Expect plenty of debate until Woods makes it 83 and has the record to himself.
Snead always argued he won more than 82 times during his seemingly ageless career that stretched across three decades. He also has team events, like the Inverness Four-Ball Invitational, counted among his official tally.
The PGA of America ran tournament golf in Snead’s time and there wasn’t a standard tour schedule like there is now. The PGA Tour researched the records and settled on 82 wins for Snead. Whatever arguments are made, that’s the official mark.
That’s what Woods matched, an astonishing feat considering the litany of obstacles he has faced — five surgeries on his knee, four surgeries on his back, the embarrassment of being caught in a personal scandal that cost him his marriage and universal corporate support, a mug shot from his DUI arrest two years ago when he mixed pain medications.
“It’s satisfying to dig my way out of it and figure out a way,” Woods said. “There are some hard times trying to figure it out, but I’ve come back with different games over the years, moving patterns, and this one’s been obviously the most challenging.”
Woods has been linked with Nicklaus his entire career. He has been mentioned alongside Byron Nelson, not only for breaking his record for consecutive cuts, but for twice getting at least halfway to Nelson’s unthinkable 11 straight victories. Woods reached seven in a row on the PGA Tour through 2006 at Torrey Pines.
But the better measure of his greatness is not the legends Woods is chasing.
It’s the players he is beating.
Generations are tough to compare even with simple numbers like 18 and 82. The game, the courses, the equipment, everything evolves.

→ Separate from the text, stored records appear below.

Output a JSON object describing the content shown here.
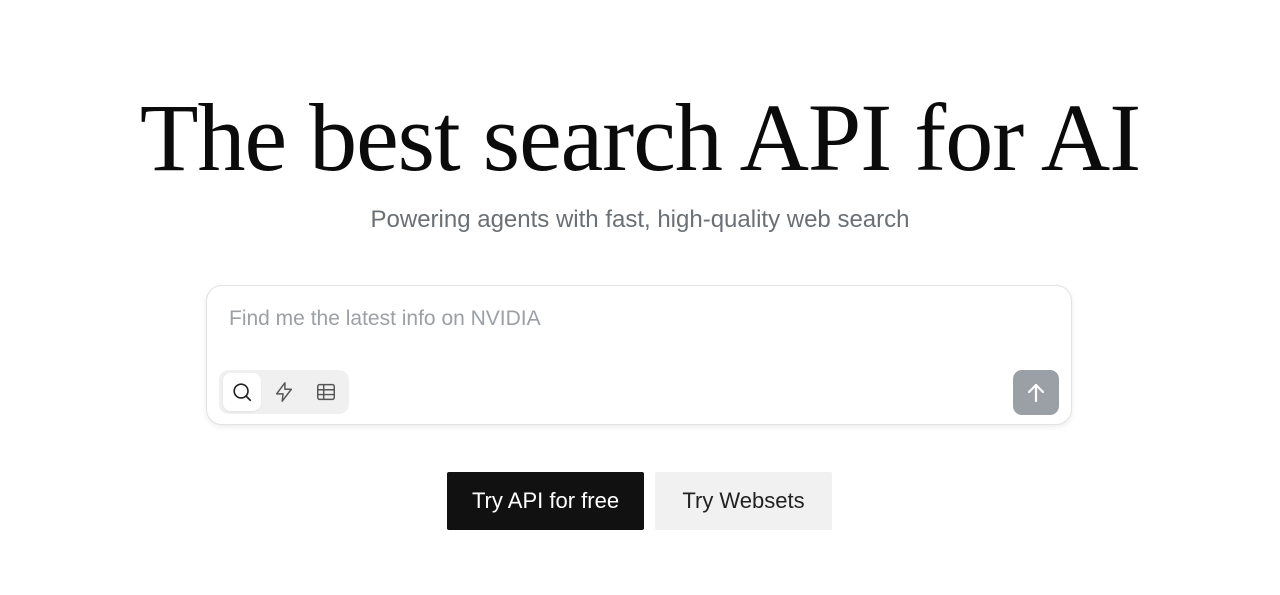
{
  "hero": {
    "title": "The best search API for AI",
    "subtitle": "Powering agents with fast, high-quality web search"
  },
  "search": {
    "placeholder": "Find me the latest info on NVIDIA",
    "value": "",
    "modes": [
      {
        "icon": "search-icon",
        "active": true
      },
      {
        "icon": "lightning-icon",
        "active": false
      },
      {
        "icon": "table-icon",
        "active": false
      }
    ],
    "submit_icon": "arrow-up-icon"
  },
  "cta": {
    "primary_label": "Try API for free",
    "secondary_label": "Try Websets"
  },
  "colors": {
    "primary_button": "#111111",
    "secondary_button": "#f1f1f1",
    "submit_button": "#9aa0a6"
  }
}
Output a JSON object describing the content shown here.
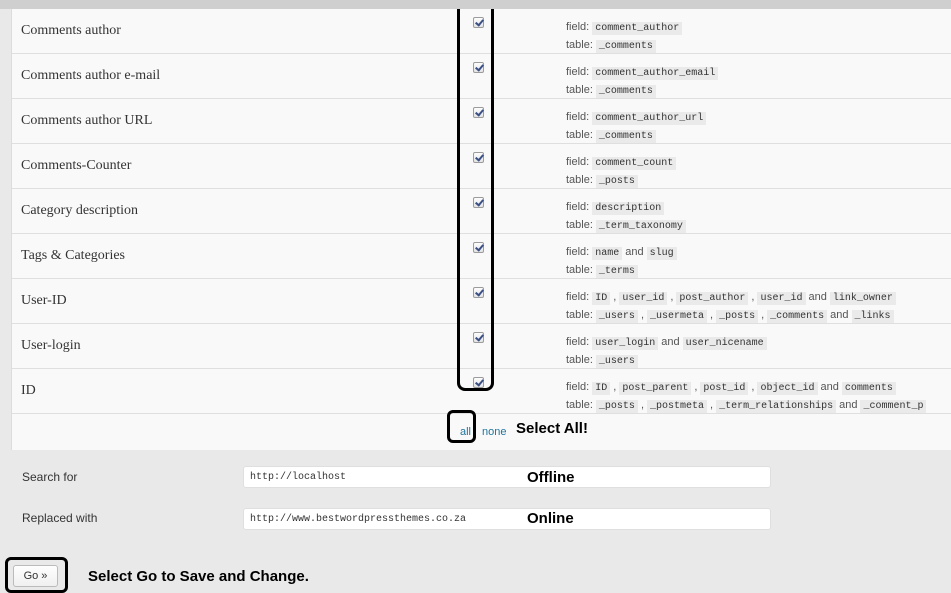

No one will ever know how Woods stacked up against Snead, Nelson, Ben Hogan or Bobby Jones. No one can say how Nicklaus would fare against today’s generation.
What made Snead’s record 82 victories even more impressive than the number alone was that no one else was close to him. When he won the last of his official victories at the Greater Greensboro Open in 1965, only two other players had more than 50 career wins — Hogan (64) and Nelson (52).

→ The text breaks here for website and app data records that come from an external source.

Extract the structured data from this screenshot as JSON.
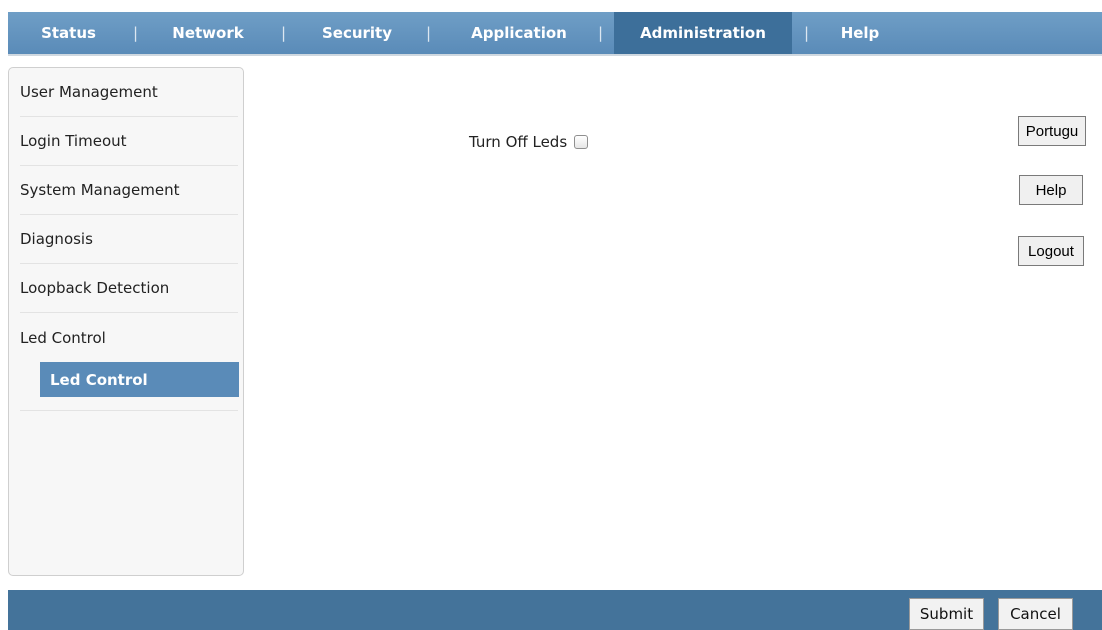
{
  "nav": {
    "tabs": [
      {
        "label": "Status"
      },
      {
        "label": "Network"
      },
      {
        "label": "Security"
      },
      {
        "label": "Application"
      },
      {
        "label": "Administration"
      },
      {
        "label": "Help"
      }
    ],
    "separator": "|",
    "active": "Administration"
  },
  "sidebar": {
    "items": [
      {
        "label": "User Management"
      },
      {
        "label": "Login Timeout"
      },
      {
        "label": "System Management"
      },
      {
        "label": "Diagnosis"
      },
      {
        "label": "Loopback Detection"
      },
      {
        "label": "Led Control"
      }
    ],
    "sub_item": {
      "label": "Led Control"
    }
  },
  "main": {
    "led_label": "Turn Off Leds",
    "led_checked": false
  },
  "side_buttons": {
    "language": "Portugu",
    "help": "Help",
    "logout": "Logout"
  },
  "footer": {
    "submit": "Submit",
    "cancel": "Cancel"
  },
  "colors": {
    "nav_bg": "#5a8bb8",
    "nav_active": "#3d6f9a",
    "footer_bg": "#44739a",
    "selected_item": "#5a8bb8"
  }
}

Woods now has 82 victories.
That’s more than Phil Mickelson (44) and Vijay Singh (34) combined. The other Hall of Famer from his generation is Ernie Els, who traveled and won worldwide but has 19 victories on the PGA Tour.
They all had access to the same game. Woods played better than anyone imagined.
Even after going through so many injuries that led to Woods going five years without a victory, his winning rate is still 22.8%. That’s the highest ever for the PGA Tour with a minimum of 200 tournaments. Hogan is next at 21.3%, followed by Nelson at 18.1%. Nicklaus is sixth at 12.2%.
Dustin Johnson, the winningest player of this generation, with 20 PGA Tour titles, has a winning rate of 7.7%.
PGA Tour Commissioner Jay Monahan was in Japan and could only think, “Wow,” when he considered what Woods had done — and if it will ever be seen again.
“I’m a never-say-never kind of person, but you start looking back — the longevity, the consistency, what goes into it,” Monahan said. “You start looking at some of the underlying elements like the 142 consecutive cuts, the seven tournaments that he won five times or more, 11-time Player of the Year, all the stuff that you’ve documented.
“It’s just hard to imagine anybody doing that again.”